### INSTRUCTIONS TO FOLLOW
Search the data for the word "Регулярные". Reproduce every line where it is found.

### Dataset rows describing interfaces
====
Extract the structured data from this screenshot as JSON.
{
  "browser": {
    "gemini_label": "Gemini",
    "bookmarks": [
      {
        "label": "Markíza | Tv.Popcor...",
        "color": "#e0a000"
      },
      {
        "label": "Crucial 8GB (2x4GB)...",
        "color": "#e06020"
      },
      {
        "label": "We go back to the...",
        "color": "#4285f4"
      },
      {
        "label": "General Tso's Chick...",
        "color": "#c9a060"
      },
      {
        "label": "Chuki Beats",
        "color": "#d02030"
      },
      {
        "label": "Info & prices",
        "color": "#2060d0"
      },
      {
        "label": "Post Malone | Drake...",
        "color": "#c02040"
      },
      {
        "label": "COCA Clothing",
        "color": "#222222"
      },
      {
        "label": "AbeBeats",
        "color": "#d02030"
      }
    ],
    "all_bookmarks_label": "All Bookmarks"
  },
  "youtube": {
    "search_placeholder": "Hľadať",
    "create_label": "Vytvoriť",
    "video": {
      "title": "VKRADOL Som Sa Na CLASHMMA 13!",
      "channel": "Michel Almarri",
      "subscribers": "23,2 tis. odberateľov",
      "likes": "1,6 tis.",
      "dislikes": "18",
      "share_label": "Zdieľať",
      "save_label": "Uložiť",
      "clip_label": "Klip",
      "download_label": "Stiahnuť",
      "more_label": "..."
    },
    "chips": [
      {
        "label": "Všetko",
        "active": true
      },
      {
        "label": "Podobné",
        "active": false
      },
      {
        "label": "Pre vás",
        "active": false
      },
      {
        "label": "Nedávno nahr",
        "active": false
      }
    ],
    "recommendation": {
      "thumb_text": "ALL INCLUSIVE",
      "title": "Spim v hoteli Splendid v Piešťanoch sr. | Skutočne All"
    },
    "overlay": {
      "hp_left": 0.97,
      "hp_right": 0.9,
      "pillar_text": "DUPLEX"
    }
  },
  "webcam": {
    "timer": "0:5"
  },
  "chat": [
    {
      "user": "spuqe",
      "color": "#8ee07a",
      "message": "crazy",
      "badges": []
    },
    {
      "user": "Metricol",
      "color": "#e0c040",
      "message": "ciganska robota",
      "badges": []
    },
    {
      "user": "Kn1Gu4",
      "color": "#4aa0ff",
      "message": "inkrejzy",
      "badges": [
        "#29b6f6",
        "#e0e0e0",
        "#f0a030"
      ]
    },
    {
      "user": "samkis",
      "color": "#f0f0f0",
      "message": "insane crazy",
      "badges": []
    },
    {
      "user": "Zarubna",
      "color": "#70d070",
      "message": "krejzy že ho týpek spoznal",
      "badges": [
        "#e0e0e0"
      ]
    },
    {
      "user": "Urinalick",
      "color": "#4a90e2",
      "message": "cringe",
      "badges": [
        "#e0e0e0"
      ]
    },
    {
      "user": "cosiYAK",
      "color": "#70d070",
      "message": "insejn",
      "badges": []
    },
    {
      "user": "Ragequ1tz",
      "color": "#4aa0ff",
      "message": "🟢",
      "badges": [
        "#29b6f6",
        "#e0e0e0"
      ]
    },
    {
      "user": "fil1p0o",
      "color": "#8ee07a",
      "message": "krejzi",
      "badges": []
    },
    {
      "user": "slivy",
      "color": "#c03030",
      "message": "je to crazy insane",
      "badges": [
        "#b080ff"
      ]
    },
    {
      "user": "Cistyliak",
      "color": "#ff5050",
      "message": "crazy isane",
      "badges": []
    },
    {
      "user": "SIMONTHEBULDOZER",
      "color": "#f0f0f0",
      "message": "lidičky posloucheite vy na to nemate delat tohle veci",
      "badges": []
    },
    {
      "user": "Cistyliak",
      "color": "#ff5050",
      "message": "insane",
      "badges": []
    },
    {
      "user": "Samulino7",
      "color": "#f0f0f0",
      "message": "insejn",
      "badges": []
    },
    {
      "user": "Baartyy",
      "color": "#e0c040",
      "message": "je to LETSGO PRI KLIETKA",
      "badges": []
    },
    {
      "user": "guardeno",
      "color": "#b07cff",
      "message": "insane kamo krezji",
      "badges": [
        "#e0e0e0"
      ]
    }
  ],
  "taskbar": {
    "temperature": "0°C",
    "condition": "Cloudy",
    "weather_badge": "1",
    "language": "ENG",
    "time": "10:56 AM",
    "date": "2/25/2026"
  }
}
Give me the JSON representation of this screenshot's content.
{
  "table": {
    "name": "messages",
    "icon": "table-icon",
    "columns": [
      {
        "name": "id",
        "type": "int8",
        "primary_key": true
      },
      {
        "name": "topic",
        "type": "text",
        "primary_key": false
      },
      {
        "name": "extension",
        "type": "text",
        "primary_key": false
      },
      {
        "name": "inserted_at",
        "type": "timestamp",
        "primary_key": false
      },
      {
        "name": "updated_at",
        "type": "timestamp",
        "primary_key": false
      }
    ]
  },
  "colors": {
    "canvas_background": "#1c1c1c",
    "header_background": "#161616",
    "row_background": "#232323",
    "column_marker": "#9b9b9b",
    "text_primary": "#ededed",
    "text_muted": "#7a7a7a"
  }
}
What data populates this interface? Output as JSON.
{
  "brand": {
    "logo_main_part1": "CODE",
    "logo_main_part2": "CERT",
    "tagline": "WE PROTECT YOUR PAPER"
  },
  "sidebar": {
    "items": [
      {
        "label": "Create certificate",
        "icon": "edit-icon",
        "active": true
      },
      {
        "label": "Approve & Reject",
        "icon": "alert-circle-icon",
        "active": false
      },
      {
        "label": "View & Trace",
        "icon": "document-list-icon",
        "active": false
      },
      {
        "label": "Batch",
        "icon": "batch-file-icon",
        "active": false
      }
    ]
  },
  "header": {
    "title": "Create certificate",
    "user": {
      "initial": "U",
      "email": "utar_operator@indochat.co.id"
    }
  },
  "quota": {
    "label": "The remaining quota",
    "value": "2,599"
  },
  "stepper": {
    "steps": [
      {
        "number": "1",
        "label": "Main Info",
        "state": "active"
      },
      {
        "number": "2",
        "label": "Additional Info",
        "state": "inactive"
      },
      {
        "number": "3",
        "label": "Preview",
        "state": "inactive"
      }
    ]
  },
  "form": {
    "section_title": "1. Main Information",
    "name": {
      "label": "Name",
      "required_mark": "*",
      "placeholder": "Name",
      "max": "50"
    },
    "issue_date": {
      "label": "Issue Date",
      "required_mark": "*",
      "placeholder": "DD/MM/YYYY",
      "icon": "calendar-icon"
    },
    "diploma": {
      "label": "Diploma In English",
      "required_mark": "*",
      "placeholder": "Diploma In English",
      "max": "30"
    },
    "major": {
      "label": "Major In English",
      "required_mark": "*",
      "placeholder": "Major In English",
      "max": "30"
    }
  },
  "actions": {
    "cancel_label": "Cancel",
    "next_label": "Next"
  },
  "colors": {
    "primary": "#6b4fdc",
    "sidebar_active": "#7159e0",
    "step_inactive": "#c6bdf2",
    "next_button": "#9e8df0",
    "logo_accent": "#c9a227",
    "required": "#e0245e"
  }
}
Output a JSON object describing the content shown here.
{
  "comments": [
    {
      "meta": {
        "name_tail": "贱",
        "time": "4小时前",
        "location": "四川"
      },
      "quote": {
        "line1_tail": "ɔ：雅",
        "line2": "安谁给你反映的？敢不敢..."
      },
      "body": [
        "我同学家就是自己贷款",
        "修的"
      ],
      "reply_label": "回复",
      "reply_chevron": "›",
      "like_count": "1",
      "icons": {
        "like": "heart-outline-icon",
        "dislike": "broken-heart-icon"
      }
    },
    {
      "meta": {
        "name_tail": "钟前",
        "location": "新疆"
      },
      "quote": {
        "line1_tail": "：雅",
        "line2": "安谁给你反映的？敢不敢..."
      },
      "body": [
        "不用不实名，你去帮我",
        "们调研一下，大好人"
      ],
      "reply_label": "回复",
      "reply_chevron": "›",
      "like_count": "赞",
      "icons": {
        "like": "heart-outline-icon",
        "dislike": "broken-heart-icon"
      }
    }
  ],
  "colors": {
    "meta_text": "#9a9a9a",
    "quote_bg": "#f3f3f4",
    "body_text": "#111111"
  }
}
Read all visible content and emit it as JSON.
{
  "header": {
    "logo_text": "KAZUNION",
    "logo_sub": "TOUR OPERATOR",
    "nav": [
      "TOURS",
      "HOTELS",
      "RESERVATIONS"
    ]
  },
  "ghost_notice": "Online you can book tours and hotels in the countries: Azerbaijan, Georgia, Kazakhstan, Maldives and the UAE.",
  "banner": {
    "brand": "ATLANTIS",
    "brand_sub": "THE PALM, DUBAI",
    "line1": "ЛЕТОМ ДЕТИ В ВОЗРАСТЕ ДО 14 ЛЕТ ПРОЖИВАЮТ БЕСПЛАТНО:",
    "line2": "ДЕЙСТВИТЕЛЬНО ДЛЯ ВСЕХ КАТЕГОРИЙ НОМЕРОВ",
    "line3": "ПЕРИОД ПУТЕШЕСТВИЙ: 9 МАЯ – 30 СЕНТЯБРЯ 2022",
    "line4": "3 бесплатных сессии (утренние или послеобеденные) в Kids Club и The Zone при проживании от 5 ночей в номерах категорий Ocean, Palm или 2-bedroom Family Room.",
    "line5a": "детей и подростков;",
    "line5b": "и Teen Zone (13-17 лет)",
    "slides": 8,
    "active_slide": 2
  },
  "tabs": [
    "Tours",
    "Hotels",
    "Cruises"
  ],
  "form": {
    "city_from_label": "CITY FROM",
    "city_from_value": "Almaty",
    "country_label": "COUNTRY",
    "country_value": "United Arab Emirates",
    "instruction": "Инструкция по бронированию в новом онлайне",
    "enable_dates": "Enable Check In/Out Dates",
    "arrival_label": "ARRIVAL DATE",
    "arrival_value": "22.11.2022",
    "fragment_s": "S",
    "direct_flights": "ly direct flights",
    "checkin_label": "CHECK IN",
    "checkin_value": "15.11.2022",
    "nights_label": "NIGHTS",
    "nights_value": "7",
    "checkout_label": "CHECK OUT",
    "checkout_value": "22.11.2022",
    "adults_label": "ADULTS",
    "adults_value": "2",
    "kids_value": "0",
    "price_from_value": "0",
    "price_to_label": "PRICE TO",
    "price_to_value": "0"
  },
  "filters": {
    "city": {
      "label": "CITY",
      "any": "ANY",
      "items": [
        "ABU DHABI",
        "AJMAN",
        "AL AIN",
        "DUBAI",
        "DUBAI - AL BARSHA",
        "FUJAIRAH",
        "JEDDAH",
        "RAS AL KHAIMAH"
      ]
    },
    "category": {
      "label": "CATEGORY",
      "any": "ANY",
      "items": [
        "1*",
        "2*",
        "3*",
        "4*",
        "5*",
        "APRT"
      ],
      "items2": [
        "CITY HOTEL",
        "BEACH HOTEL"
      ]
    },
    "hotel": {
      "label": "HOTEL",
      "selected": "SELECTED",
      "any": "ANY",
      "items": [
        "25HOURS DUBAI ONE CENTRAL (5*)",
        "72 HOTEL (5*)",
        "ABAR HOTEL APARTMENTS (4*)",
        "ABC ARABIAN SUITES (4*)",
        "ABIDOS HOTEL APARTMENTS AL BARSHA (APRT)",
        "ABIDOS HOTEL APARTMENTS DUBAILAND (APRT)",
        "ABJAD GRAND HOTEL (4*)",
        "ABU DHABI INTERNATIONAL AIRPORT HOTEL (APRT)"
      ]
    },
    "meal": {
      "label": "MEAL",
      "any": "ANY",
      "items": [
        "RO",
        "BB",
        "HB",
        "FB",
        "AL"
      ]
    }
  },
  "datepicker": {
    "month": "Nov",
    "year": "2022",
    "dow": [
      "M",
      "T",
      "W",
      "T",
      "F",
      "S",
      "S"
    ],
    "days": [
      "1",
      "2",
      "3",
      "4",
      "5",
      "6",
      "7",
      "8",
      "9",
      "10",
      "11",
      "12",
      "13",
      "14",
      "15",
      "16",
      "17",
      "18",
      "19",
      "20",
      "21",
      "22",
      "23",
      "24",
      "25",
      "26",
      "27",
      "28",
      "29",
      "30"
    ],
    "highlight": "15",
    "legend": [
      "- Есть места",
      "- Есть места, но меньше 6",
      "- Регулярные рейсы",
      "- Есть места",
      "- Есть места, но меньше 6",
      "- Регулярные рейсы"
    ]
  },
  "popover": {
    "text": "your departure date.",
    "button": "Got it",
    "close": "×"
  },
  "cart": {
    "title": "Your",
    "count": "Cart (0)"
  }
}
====
### ANSWER TO THE EXERCISE
      "- Регулярные рейсы",
      "- Регулярные рейсы"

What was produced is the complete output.